It’s as if those violins are inside my head, says Father and passes Mother the saltshaker. Mother sprinkles salt on her food and stares out the window. The sound of violins from the forest grows louder. When chicken bones scrape against your teeth, it screeches in your ears. The violin bows gnaw at the strings the same way we gnaw at chicken bones. Violins, we keep calling them, but really it sounds like something else. Like chicken bones scraping against teeth.

Scavenius’s book is filled with impressive observation and uncomfortable characters, all bound together by her peculiar and gritty prose, beautifully told in Russell’s immaculate translation. - Sabrina Parker Greene

https://www.asymptotejournal.com/blog/2021/11/10/something-is-rotten-but-what-onthe-dolls-by-ursula-scavenius/

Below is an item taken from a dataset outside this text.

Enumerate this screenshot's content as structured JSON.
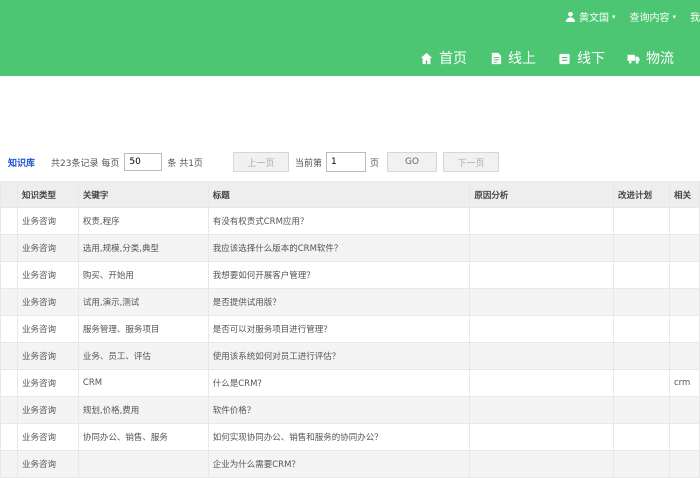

URSULA SCAVENIUS is a writer based in Copenhagen. She is a graduate of the Danish Academy of Creative Writing and holds an MA in comparative literature and Italian from the University of Copenhagen. She debuted in 2015 with the short story collection Fjer [Feathers], which won the Bodil and Jørgen Munch-Christensen Prize and was nominated for the Montana Prize for Fiction. Her second book, The Dolls, was published in January 2020 and was shortlisted for the Edvard P. Prize that same year, as was Feathers in 2015.